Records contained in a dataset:
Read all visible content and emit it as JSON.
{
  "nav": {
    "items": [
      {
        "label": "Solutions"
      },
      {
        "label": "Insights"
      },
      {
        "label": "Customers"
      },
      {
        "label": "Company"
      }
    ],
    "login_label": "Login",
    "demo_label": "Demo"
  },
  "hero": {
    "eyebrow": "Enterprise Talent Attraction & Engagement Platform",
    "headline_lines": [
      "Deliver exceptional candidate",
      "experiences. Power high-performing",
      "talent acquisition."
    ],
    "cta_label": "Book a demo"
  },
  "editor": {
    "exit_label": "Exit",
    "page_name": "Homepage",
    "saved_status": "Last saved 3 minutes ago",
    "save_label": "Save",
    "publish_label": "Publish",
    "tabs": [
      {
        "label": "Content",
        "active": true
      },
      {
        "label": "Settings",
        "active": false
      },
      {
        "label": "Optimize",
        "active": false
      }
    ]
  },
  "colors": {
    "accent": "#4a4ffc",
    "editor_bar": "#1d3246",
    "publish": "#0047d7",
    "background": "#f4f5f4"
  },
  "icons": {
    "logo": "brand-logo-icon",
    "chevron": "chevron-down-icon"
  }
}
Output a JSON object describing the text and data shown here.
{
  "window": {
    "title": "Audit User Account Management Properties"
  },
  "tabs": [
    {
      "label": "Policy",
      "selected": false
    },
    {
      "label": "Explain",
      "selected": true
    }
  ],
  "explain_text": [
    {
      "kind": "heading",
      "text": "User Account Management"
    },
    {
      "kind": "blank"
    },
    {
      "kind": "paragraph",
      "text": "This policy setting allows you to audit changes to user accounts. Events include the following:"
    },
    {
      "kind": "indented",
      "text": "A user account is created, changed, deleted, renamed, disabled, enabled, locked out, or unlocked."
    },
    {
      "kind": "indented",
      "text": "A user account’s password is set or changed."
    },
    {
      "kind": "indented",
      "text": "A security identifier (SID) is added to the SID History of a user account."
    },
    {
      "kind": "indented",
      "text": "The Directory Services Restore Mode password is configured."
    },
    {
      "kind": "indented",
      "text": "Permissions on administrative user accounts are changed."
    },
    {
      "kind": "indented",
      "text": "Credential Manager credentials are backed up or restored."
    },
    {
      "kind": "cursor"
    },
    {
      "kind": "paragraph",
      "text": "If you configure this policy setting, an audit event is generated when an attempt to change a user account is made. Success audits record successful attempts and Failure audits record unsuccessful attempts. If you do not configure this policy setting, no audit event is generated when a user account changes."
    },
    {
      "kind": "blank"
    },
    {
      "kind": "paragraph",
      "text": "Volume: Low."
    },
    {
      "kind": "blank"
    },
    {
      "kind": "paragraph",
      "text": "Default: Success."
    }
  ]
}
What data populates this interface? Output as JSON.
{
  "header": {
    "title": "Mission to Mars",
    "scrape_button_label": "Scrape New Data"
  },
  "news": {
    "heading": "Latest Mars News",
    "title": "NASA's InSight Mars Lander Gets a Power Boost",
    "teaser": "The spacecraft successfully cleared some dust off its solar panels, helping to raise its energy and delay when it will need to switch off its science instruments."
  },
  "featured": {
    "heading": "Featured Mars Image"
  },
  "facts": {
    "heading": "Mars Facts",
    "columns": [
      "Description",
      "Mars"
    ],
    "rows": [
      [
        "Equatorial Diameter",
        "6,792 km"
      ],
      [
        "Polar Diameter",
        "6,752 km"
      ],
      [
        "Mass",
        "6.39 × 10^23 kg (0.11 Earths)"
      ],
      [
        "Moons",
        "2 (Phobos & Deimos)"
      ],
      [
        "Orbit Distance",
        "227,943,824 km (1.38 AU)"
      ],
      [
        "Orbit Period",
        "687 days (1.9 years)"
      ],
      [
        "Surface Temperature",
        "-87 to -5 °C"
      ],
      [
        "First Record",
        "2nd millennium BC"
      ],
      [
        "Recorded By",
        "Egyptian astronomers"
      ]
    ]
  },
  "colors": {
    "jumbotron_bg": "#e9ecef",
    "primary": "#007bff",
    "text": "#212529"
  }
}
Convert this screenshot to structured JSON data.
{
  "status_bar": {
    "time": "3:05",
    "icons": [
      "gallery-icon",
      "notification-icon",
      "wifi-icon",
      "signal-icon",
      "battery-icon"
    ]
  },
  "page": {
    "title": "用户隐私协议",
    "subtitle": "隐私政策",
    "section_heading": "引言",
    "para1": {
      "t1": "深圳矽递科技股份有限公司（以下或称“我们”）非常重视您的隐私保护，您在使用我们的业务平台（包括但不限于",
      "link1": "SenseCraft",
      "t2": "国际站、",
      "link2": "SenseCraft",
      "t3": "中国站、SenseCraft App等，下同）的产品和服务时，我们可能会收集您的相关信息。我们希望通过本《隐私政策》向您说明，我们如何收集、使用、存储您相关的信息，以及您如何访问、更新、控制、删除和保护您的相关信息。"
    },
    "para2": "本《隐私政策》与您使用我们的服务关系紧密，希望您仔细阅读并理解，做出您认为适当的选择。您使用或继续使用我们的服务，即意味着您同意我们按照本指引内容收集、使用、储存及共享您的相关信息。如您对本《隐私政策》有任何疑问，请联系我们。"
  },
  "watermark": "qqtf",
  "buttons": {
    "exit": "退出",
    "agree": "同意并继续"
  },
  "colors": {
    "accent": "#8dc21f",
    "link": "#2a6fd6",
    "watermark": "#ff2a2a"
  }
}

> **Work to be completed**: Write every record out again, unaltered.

> **Response**:
Read all visible content and emit it as JSON.
{
  "nav": {
    "items": [
      {
        "label": "Solutions"
      },
      {
        "label": "Insights"
      },
      {
        "label": "Customers"
      },
      {
        "label": "Company"
      }
    ],
    "login_label": "Login",
    "demo_label": "Demo"
  },
  "hero": {
    "eyebrow": "Enterprise Talent Attraction & Engagement Platform",
    "headline_lines": [
      "Deliver exceptional candidate",
      "experiences. Power high-performing",
      "talent acquisition."
    ],
    "cta_label": "Book a demo"
  },
  "editor": {
    "exit_label": "Exit",
    "page_name": "Homepage",
    "saved_status": "Last saved 3 minutes ago",
    "save_label": "Save",
    "publish_label": "Publish",
    "tabs": [
      {
        "label": "Content",
        "active": true
      },
      {
        "label": "Settings",
        "active": false
      },
      {
        "label": "Optimize",
        "active": false
      }
    ]
  },
  "colors": {
    "accent": "#4a4ffc",
    "editor_bar": "#1d3246",
    "publish": "#0047d7",
    "background": "#f4f5f4"
  },
  "icons": {
    "logo": "brand-logo-icon",
    "chevron": "chevron-down-icon"
  }
}
Output a JSON object describing the text and data shown here.
{
  "window": {
    "title": "Audit User Account Management Properties"
  },
  "tabs": [
    {
      "label": "Policy",
      "selected": false
    },
    {
      "label": "Explain",
      "selected": true
    }
  ],
  "explain_text": [
    {
      "kind": "heading",
      "text": "User Account Management"
    },
    {
      "kind": "blank"
    },
    {
      "kind": "paragraph",
      "text": "This policy setting allows you to audit changes to user accounts. Events include the following:"
    },
    {
      "kind": "indented",
      "text": "A user account is created, changed, deleted, renamed, disabled, enabled, locked out, or unlocked."
    },
    {
      "kind": "indented",
      "text": "A user account’s password is set or changed."
    },
    {
      "kind": "indented",
      "text": "A security identifier (SID) is added to the SID History of a user account."
    },
    {
      "kind": "indented",
      "text": "The Directory Services Restore Mode password is configured."
    },
    {
      "kind": "indented",
      "text": "Permissions on administrative user accounts are changed."
    },
    {
      "kind": "indented",
      "text": "Credential Manager credentials are backed up or restored."
    },
    {
      "kind": "cursor"
    },
    {
      "kind": "paragraph",
      "text": "If you configure this policy setting, an audit event is generated when an attempt to change a user account is made. Success audits record successful attempts and Failure audits record unsuccessful attempts. If you do not configure this policy setting, no audit event is generated when a user account changes."
    },
    {
      "kind": "blank"
    },
    {
      "kind": "paragraph",
      "text": "Volume: Low."
    },
    {
      "kind": "blank"
    },
    {
      "kind": "paragraph",
      "text": "Default: Success."
    }
  ]
}
What data populates this interface? Output as JSON.
{
  "header": {
    "title": "Mission to Mars",
    "scrape_button_label": "Scrape New Data"
  },
  "news": {
    "heading": "Latest Mars News",
    "title": "NASA's InSight Mars Lander Gets a Power Boost",
    "teaser": "The spacecraft successfully cleared some dust off its solar panels, helping to raise its energy and delay when it will need to switch off its science instruments."
  },
  "featured": {
    "heading": "Featured Mars Image"
  },
  "facts": {
    "heading": "Mars Facts",
    "columns": [
      "Description",
      "Mars"
    ],
    "rows": [
      [
        "Equatorial Diameter",
        "6,792 km"
      ],
      [
        "Polar Diameter",
        "6,752 km"
      ],
      [
        "Mass",
        "6.39 × 10^23 kg (0.11 Earths)"
      ],
      [
        "Moons",
        "2 (Phobos & Deimos)"
      ],
      [
        "Orbit Distance",
        "227,943,824 km (1.38 AU)"
      ],
      [
        "Orbit Period",
        "687 days (1.9 years)"
      ],
      [
        "Surface Temperature",
        "-87 to -5 °C"
      ],
      [
        "First Record",
        "2nd millennium BC"
      ],
      [
        "Recorded By",
        "Egyptian astronomers"
      ]
    ]
  },
  "colors": {
    "jumbotron_bg": "#e9ecef",
    "primary": "#007bff",
    "text": "#212529"
  }
}
Convert this screenshot to structured JSON data.
{
  "status_bar": {
    "time": "3:05",
    "icons": [
      "gallery-icon",
      "notification-icon",
      "wifi-icon",
      "signal-icon",
      "battery-icon"
    ]
  },
  "page": {
    "title": "用户隐私协议",
    "subtitle": "隐私政策",
    "section_heading": "引言",
    "para1": {
      "t1": "深圳矽递科技股份有限公司（以下或称“我们”）非常重视您的隐私保护，您在使用我们的业务平台（包括但不限于",
      "link1": "SenseCraft",
      "t2": "国际站、",
      "link2": "SenseCraft",
      "t3": "中国站、SenseCraft App等，下同）的产品和服务时，我们可能会收集您的相关信息。我们希望通过本《隐私政策》向您说明，我们如何收集、使用、存储您相关的信息，以及您如何访问、更新、控制、删除和保护您的相关信息。"
    },
    "para2": "本《隐私政策》与您使用我们的服务关系紧密，希望您仔细阅读并理解，做出您认为适当的选择。您使用或继续使用我们的服务，即意味着您同意我们按照本指引内容收集、使用、储存及共享您的相关信息。如您对本《隐私政策》有任何疑问，请联系我们。"
  },
  "watermark": "qqtf",
  "buttons": {
    "exit": "退出",
    "agree": "同意并继续"
  },
  "colors": {
    "accent": "#8dc21f",
    "link": "#2a6fd6",
    "watermark": "#ff2a2a"
  }
}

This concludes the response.